>Please name your 6 discs for a Desert Island?
James: Pink Floyd – Wish You Were Here, New Model Army – Thunder And Consolation, Cardiacs – Sing To God pts 1+2, Metallica – …And Justice For All, Radiohead – Greatest Hits (ok - I know there isn't a greatest hits album yet ... but I'm not planning on being stuck on a desert island any time soon either!)
Stuart: David Sylvian – Everything and Nothing, TheThe – Naked Self, Notwist – 12, Swans – Soundtracks for the Blind, The Cooper Temple Clause – See through this and Leave, Flaming Lips – Yoshimi Battles the Pink Robots.
Simon: Radiohead - The Bends, Ben Folds – Live, NMA – Purity, Bonemachine – Vent. And another 2!
>3 Books for a desert island?
James: War And Peace - I'm going to need something long to keep me occupied, Catch 22 and something by Iain M. Banks
Stuart: Lord of the Rings, M Gira’s ‘The Consumer’(for those angry moments) and anything by Ian Rankin.

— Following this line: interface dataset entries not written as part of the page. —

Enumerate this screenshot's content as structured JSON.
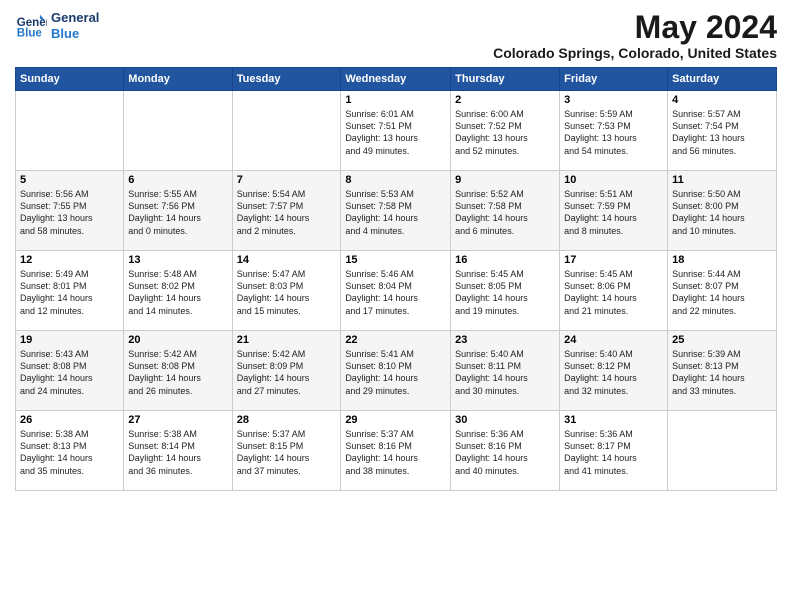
{
  "header": {
    "logo_line1": "General",
    "logo_line2": "Blue",
    "month": "May 2024",
    "location": "Colorado Springs, Colorado, United States"
  },
  "weekdays": [
    "Sunday",
    "Monday",
    "Tuesday",
    "Wednesday",
    "Thursday",
    "Friday",
    "Saturday"
  ],
  "weeks": [
    [
      {
        "day": "",
        "text": ""
      },
      {
        "day": "",
        "text": ""
      },
      {
        "day": "",
        "text": ""
      },
      {
        "day": "1",
        "text": "Sunrise: 6:01 AM\nSunset: 7:51 PM\nDaylight: 13 hours\nand 49 minutes."
      },
      {
        "day": "2",
        "text": "Sunrise: 6:00 AM\nSunset: 7:52 PM\nDaylight: 13 hours\nand 52 minutes."
      },
      {
        "day": "3",
        "text": "Sunrise: 5:59 AM\nSunset: 7:53 PM\nDaylight: 13 hours\nand 54 minutes."
      },
      {
        "day": "4",
        "text": "Sunrise: 5:57 AM\nSunset: 7:54 PM\nDaylight: 13 hours\nand 56 minutes."
      }
    ],
    [
      {
        "day": "5",
        "text": "Sunrise: 5:56 AM\nSunset: 7:55 PM\nDaylight: 13 hours\nand 58 minutes."
      },
      {
        "day": "6",
        "text": "Sunrise: 5:55 AM\nSunset: 7:56 PM\nDaylight: 14 hours\nand 0 minutes."
      },
      {
        "day": "7",
        "text": "Sunrise: 5:54 AM\nSunset: 7:57 PM\nDaylight: 14 hours\nand 2 minutes."
      },
      {
        "day": "8",
        "text": "Sunrise: 5:53 AM\nSunset: 7:58 PM\nDaylight: 14 hours\nand 4 minutes."
      },
      {
        "day": "9",
        "text": "Sunrise: 5:52 AM\nSunset: 7:58 PM\nDaylight: 14 hours\nand 6 minutes."
      },
      {
        "day": "10",
        "text": "Sunrise: 5:51 AM\nSunset: 7:59 PM\nDaylight: 14 hours\nand 8 minutes."
      },
      {
        "day": "11",
        "text": "Sunrise: 5:50 AM\nSunset: 8:00 PM\nDaylight: 14 hours\nand 10 minutes."
      }
    ],
    [
      {
        "day": "12",
        "text": "Sunrise: 5:49 AM\nSunset: 8:01 PM\nDaylight: 14 hours\nand 12 minutes."
      },
      {
        "day": "13",
        "text": "Sunrise: 5:48 AM\nSunset: 8:02 PM\nDaylight: 14 hours\nand 14 minutes."
      },
      {
        "day": "14",
        "text": "Sunrise: 5:47 AM\nSunset: 8:03 PM\nDaylight: 14 hours\nand 15 minutes."
      },
      {
        "day": "15",
        "text": "Sunrise: 5:46 AM\nSunset: 8:04 PM\nDaylight: 14 hours\nand 17 minutes."
      },
      {
        "day": "16",
        "text": "Sunrise: 5:45 AM\nSunset: 8:05 PM\nDaylight: 14 hours\nand 19 minutes."
      },
      {
        "day": "17",
        "text": "Sunrise: 5:45 AM\nSunset: 8:06 PM\nDaylight: 14 hours\nand 21 minutes."
      },
      {
        "day": "18",
        "text": "Sunrise: 5:44 AM\nSunset: 8:07 PM\nDaylight: 14 hours\nand 22 minutes."
      }
    ],
    [
      {
        "day": "19",
        "text": "Sunrise: 5:43 AM\nSunset: 8:08 PM\nDaylight: 14 hours\nand 24 minutes."
      },
      {
        "day": "20",
        "text": "Sunrise: 5:42 AM\nSunset: 8:08 PM\nDaylight: 14 hours\nand 26 minutes."
      },
      {
        "day": "21",
        "text": "Sunrise: 5:42 AM\nSunset: 8:09 PM\nDaylight: 14 hours\nand 27 minutes."
      },
      {
        "day": "22",
        "text": "Sunrise: 5:41 AM\nSunset: 8:10 PM\nDaylight: 14 hours\nand 29 minutes."
      },
      {
        "day": "23",
        "text": "Sunrise: 5:40 AM\nSunset: 8:11 PM\nDaylight: 14 hours\nand 30 minutes."
      },
      {
        "day": "24",
        "text": "Sunrise: 5:40 AM\nSunset: 8:12 PM\nDaylight: 14 hours\nand 32 minutes."
      },
      {
        "day": "25",
        "text": "Sunrise: 5:39 AM\nSunset: 8:13 PM\nDaylight: 14 hours\nand 33 minutes."
      }
    ],
    [
      {
        "day": "26",
        "text": "Sunrise: 5:38 AM\nSunset: 8:13 PM\nDaylight: 14 hours\nand 35 minutes."
      },
      {
        "day": "27",
        "text": "Sunrise: 5:38 AM\nSunset: 8:14 PM\nDaylight: 14 hours\nand 36 minutes."
      },
      {
        "day": "28",
        "text": "Sunrise: 5:37 AM\nSunset: 8:15 PM\nDaylight: 14 hours\nand 37 minutes."
      },
      {
        "day": "29",
        "text": "Sunrise: 5:37 AM\nSunset: 8:16 PM\nDaylight: 14 hours\nand 38 minutes."
      },
      {
        "day": "30",
        "text": "Sunrise: 5:36 AM\nSunset: 8:16 PM\nDaylight: 14 hours\nand 40 minutes."
      },
      {
        "day": "31",
        "text": "Sunrise: 5:36 AM\nSunset: 8:17 PM\nDaylight: 14 hours\nand 41 minutes."
      },
      {
        "day": "",
        "text": ""
      }
    ]
  ]
}
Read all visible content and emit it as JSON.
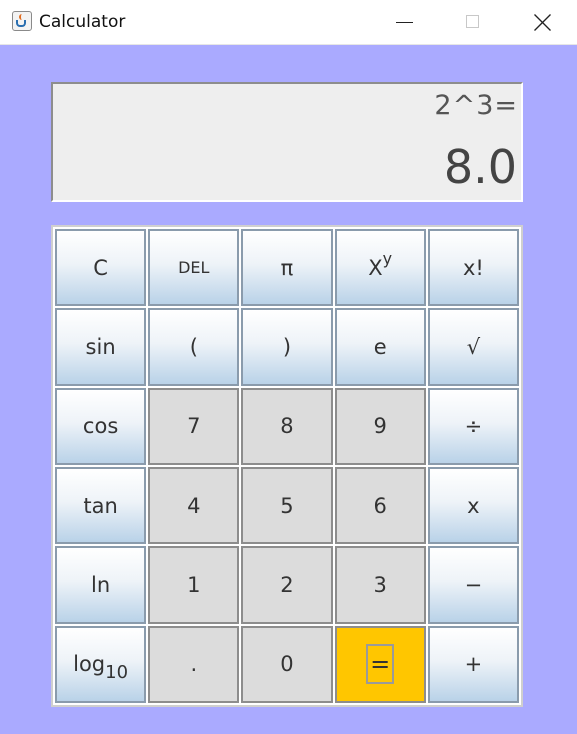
{
  "window": {
    "title": "Calculator",
    "minimize_icon": "minimize-icon",
    "maximize_icon": "maximize-icon",
    "close_icon": "close-icon"
  },
  "display": {
    "expression": "2^3=",
    "result": "8.0"
  },
  "keys": {
    "clear": "C",
    "delete": "DEL",
    "pi": "π",
    "power_base": "X",
    "power_exp": "y",
    "factorial": "x!",
    "sin": "sin",
    "open_paren": "(",
    "close_paren": ")",
    "euler": "e",
    "sqrt": "√",
    "cos": "cos",
    "seven": "7",
    "eight": "8",
    "nine": "9",
    "divide": "÷",
    "tan": "tan",
    "four": "4",
    "five": "5",
    "six": "6",
    "multiply": "x",
    "ln": "ln",
    "one": "1",
    "two": "2",
    "three": "3",
    "minus": "−",
    "log_base": "log",
    "log_sub": "10",
    "dot": ".",
    "zero": "0",
    "equals": "=",
    "plus": "+"
  },
  "colors": {
    "background": "#aaaaff",
    "equals_key": "#ffc600",
    "number_key": "#dcdcdc"
  }
}
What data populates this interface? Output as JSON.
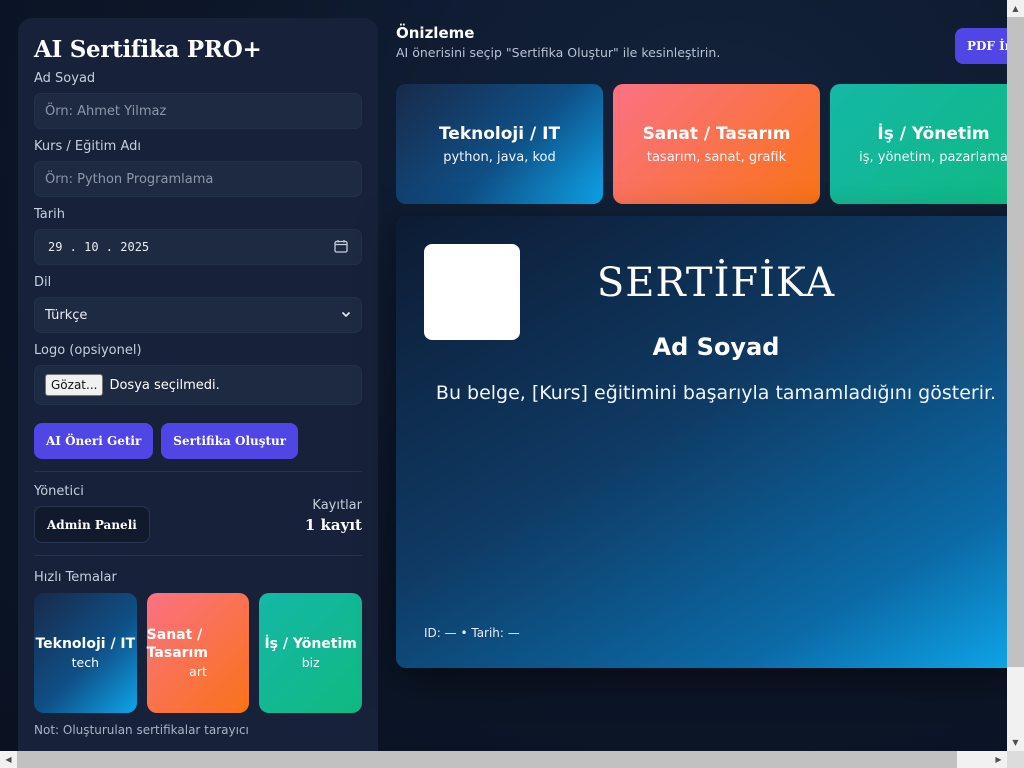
{
  "app": {
    "title": "AI Sertifika PRO+"
  },
  "form": {
    "name_label": "Ad Soyad",
    "name_placeholder": "Örn: Ahmet Yilmaz",
    "course_label": "Kurs / Eğitim Adı",
    "course_placeholder": "Örn: Python Programlama",
    "date_label": "Tarih",
    "date_value": "29 . 10 . 2025",
    "lang_label": "Dil",
    "lang_value": "Türkçe",
    "logo_label": "Logo (opsiyonel)",
    "file_button": "Gözat...",
    "file_status": "Dosya seçilmedi."
  },
  "actions": {
    "ai_suggest": "AI Öneri Getir",
    "create": "Sertifika Oluştur"
  },
  "admin": {
    "label": "Yönetici",
    "panel_button": "Admin Paneli",
    "records_label": "Kayıtlar",
    "records_value": "1 kayıt"
  },
  "quick_themes": {
    "label": "Hızlı Temalar",
    "items": [
      {
        "title": "Teknoloji / IT",
        "sub": "tech"
      },
      {
        "title": "Sanat / Tasarım",
        "sub": "art"
      },
      {
        "title": "İş / Yönetim",
        "sub": "biz"
      }
    ],
    "note": "Not: Oluşturulan sertifikalar tarayıcı"
  },
  "preview": {
    "title": "Önizleme",
    "subtitle": "AI önerisini seçip \"Sertifika Oluştur\" ile kesinleştirin.",
    "pdf_button": "PDF İn"
  },
  "themes": [
    {
      "title": "Teknoloji / IT",
      "tags": "python, java, kod"
    },
    {
      "title": "Sanat / Tasarım",
      "tags": "tasarım, sanat, grafik"
    },
    {
      "title": "İş / Yönetim",
      "tags": "iş, yönetim, pazarlama"
    }
  ],
  "certificate": {
    "heading": "SERTİFİKA",
    "name": "Ad Soyad",
    "body": "Bu belge, [Kurs] eğitimini başarıyla tamamladığını gösterir.",
    "footer": "ID: — • Tarih: —"
  },
  "colors": {
    "accent": "#4f46e5",
    "panel": "#17223a",
    "tech_gradient": [
      "#182a4a",
      "#0ea5e9"
    ],
    "art_gradient": [
      "#fb7185",
      "#f97316"
    ],
    "biz_gradient": [
      "#14b8a6",
      "#10b981"
    ]
  }
}
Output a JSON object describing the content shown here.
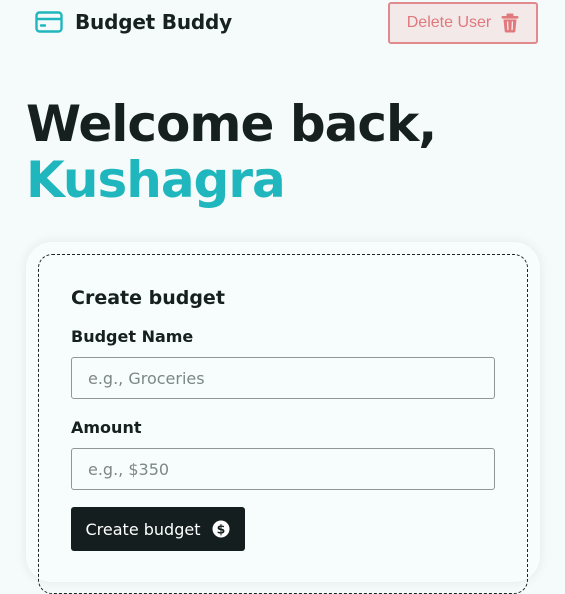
{
  "header": {
    "brand_title": "Budget Buddy",
    "brand_icon": "credit-card-icon",
    "delete_label": "Delete User",
    "delete_icon": "trash-icon"
  },
  "welcome": {
    "line1": "Welcome back,",
    "name": "Kushagra"
  },
  "form": {
    "title": "Create budget",
    "name_label": "Budget Name",
    "name_placeholder": "e.g., Groceries",
    "name_value": "",
    "amount_label": "Amount",
    "amount_placeholder": "e.g., $350",
    "amount_value": "",
    "submit_label": "Create budget",
    "submit_icon": "dollar-circle-icon"
  },
  "colors": {
    "accent": "#20b6bd",
    "danger": "#e0787c",
    "dark": "#141e1e",
    "background": "#f5fbfb"
  }
}
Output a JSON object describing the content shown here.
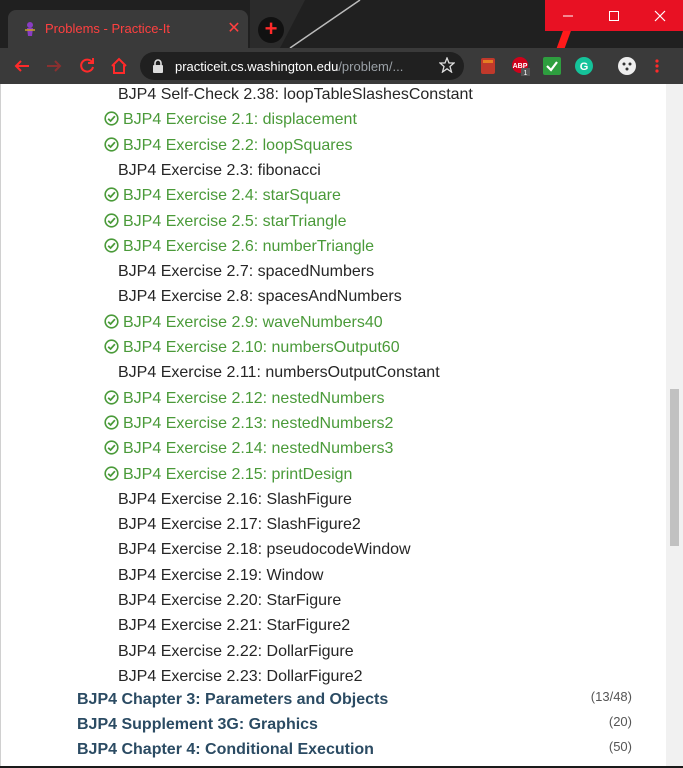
{
  "browser": {
    "tab": {
      "title": "Problems - Practice-It"
    },
    "url": {
      "host": "practiceit.cs.washington.edu",
      "path": "/problem/..."
    }
  },
  "colors": {
    "solved": "#4a9a39",
    "unsolved": "#262626",
    "chapter": "#2b4b63",
    "accent": "#ff2a2a"
  },
  "problems": [
    {
      "label": "BJP4 Self-Check 2.38: loopTableSlashesConstant",
      "solved": false
    },
    {
      "label": "BJP4 Exercise 2.1: displacement",
      "solved": true
    },
    {
      "label": "BJP4 Exercise 2.2: loopSquares",
      "solved": true
    },
    {
      "label": "BJP4 Exercise 2.3: fibonacci",
      "solved": false
    },
    {
      "label": "BJP4 Exercise 2.4: starSquare",
      "solved": true
    },
    {
      "label": "BJP4 Exercise 2.5: starTriangle",
      "solved": true
    },
    {
      "label": "BJP4 Exercise 2.6: numberTriangle",
      "solved": true
    },
    {
      "label": "BJP4 Exercise 2.7: spacedNumbers",
      "solved": false
    },
    {
      "label": "BJP4 Exercise 2.8: spacesAndNumbers",
      "solved": false
    },
    {
      "label": "BJP4 Exercise 2.9: waveNumbers40",
      "solved": true
    },
    {
      "label": "BJP4 Exercise 2.10: numbersOutput60",
      "solved": true
    },
    {
      "label": "BJP4 Exercise 2.11: numbersOutputConstant",
      "solved": false
    },
    {
      "label": "BJP4 Exercise 2.12: nestedNumbers",
      "solved": true
    },
    {
      "label": "BJP4 Exercise 2.13: nestedNumbers2",
      "solved": true
    },
    {
      "label": "BJP4 Exercise 2.14: nestedNumbers3",
      "solved": true
    },
    {
      "label": "BJP4 Exercise 2.15: printDesign",
      "solved": true
    },
    {
      "label": "BJP4 Exercise 2.16: SlashFigure",
      "solved": false
    },
    {
      "label": "BJP4 Exercise 2.17: SlashFigure2",
      "solved": false
    },
    {
      "label": "BJP4 Exercise 2.18: pseudocodeWindow",
      "solved": false
    },
    {
      "label": "BJP4 Exercise 2.19: Window",
      "solved": false
    },
    {
      "label": "BJP4 Exercise 2.20: StarFigure",
      "solved": false
    },
    {
      "label": "BJP4 Exercise 2.21: StarFigure2",
      "solved": false
    },
    {
      "label": "BJP4 Exercise 2.22: DollarFigure",
      "solved": false
    },
    {
      "label": "BJP4 Exercise 2.23: DollarFigure2",
      "solved": false
    }
  ],
  "chapters": [
    {
      "title": "BJP4 Chapter 3: Parameters and Objects",
      "count": "(13/48)"
    },
    {
      "title": "BJP4 Supplement 3G: Graphics",
      "count": "(20)"
    },
    {
      "title": "BJP4 Chapter 4: Conditional Execution",
      "count": "(50)"
    }
  ]
}
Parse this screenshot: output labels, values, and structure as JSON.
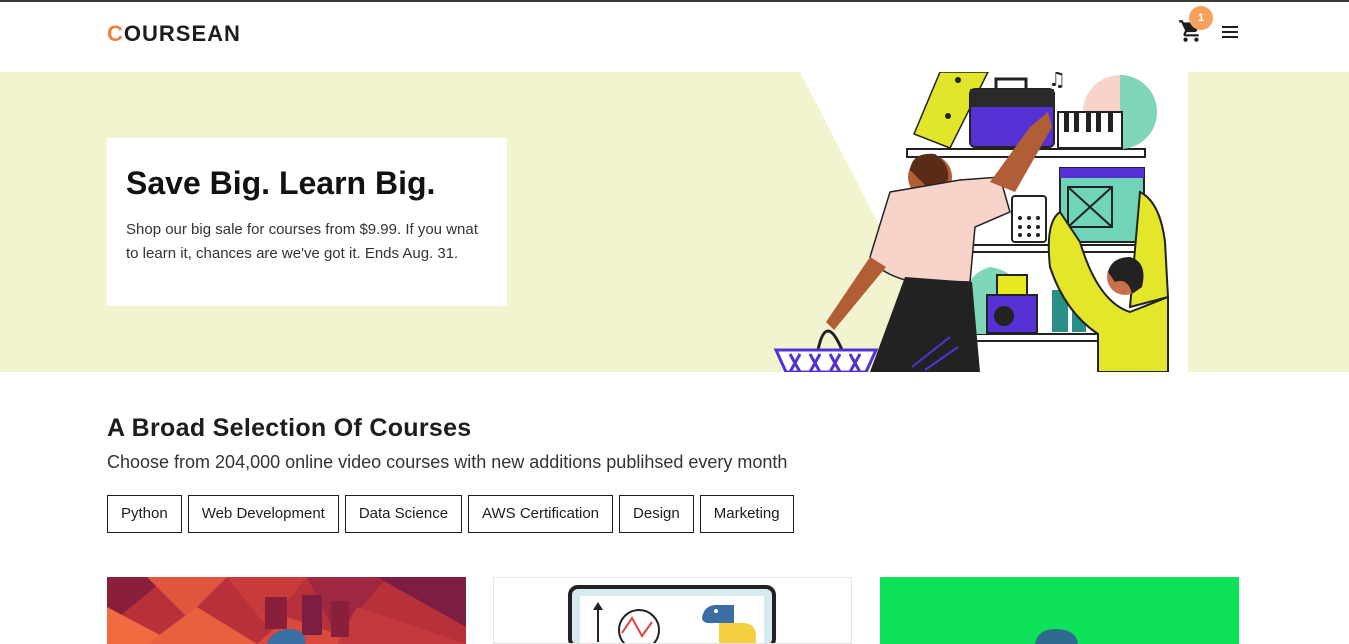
{
  "header": {
    "logo_first": "C",
    "logo_rest": "OURSEAN",
    "cart_count": "1",
    "cart_icon": "cart-icon",
    "menu_icon": "hamburger-menu-icon"
  },
  "hero": {
    "title": "Save Big. Learn Big.",
    "text": "Shop our big sale for courses from $9.99. If you wnat to learn it, chances are we've got it. Ends Aug. 31."
  },
  "courses_section": {
    "title": "A Broad Selection Of Courses",
    "subtitle": "Choose from 204,000 online video courses with new additions publihsed every month",
    "categories": [
      "Python",
      "Web Development",
      "Data Science",
      "AWS Certification",
      "Design",
      "Marketing"
    ]
  },
  "colors": {
    "accent": "#f5803e",
    "badge": "#f5a15b",
    "hero_bg": "#f2f3cf",
    "text_dark": "#1c1d1f"
  }
}
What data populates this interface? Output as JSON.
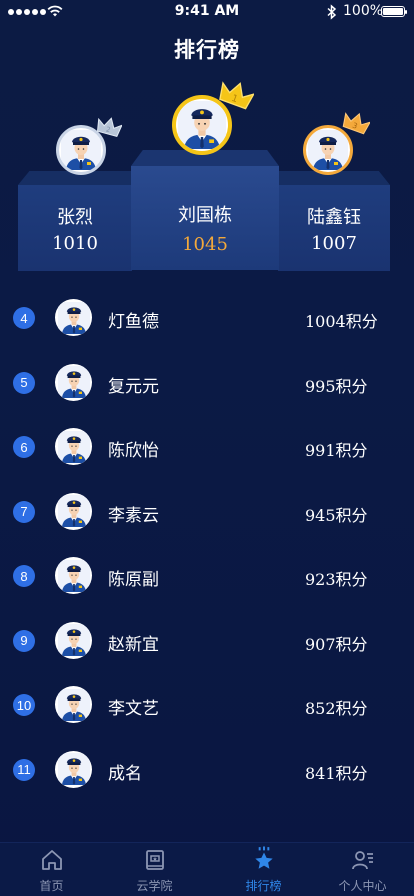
{
  "status_bar": {
    "time": "9:41 AM",
    "battery_percent": "100%",
    "battery_level": 1.0,
    "signal_bars": 5
  },
  "page": {
    "title": "排行榜"
  },
  "podium": {
    "first": {
      "rank": 1,
      "name": "刘国栋",
      "score": "1045"
    },
    "second": {
      "rank": 2,
      "name": "张烈",
      "score": "1010"
    },
    "third": {
      "rank": 3,
      "name": "陆鑫钰",
      "score": "1007"
    }
  },
  "ranking": [
    {
      "rank": "4",
      "name": "灯鱼德",
      "points": "1004积分"
    },
    {
      "rank": "5",
      "name": "复元元",
      "points": "995积分"
    },
    {
      "rank": "6",
      "name": "陈欣怡",
      "points": "991积分"
    },
    {
      "rank": "7",
      "name": "李素云",
      "points": "945积分"
    },
    {
      "rank": "8",
      "name": "陈原副",
      "points": "923积分"
    },
    {
      "rank": "9",
      "name": "赵新宜",
      "points": "907积分"
    },
    {
      "rank": "10",
      "name": "李文艺",
      "points": "852积分"
    },
    {
      "rank": "11",
      "name": "成名",
      "points": "841积分"
    }
  ],
  "tab_bar": {
    "items": [
      {
        "label": "首页",
        "icon": "home-icon"
      },
      {
        "label": "云学院",
        "icon": "book-icon"
      },
      {
        "label": "排行榜",
        "icon": "star-icon",
        "active": true
      },
      {
        "label": "个人中心",
        "icon": "profile-icon"
      }
    ]
  },
  "colors": {
    "background": "#0c1b44",
    "accent_blue": "#2f86e8",
    "gold": "#f4a93b",
    "rank_badge": "#2f6fe5",
    "tab_inactive": "#8c96b3"
  }
}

Simon: How to Survive lonely isolation on a desert Island - R. Crusoe. How to skin a white man - Man Friday. The best of Urban Udders - Various Housewives.
>1 Luxury Item for a Desert Island?
Simon: Yup, my guitar.
Stuart: A lifetimes supply of red wine, and when the boys have got bored of playing Led Zep riffs they can come and get pissed with me on the beach.
Any other words of wisdom?
Yes remember E + R = O, the event plus your response equals the outcome. Here endeth the lesson.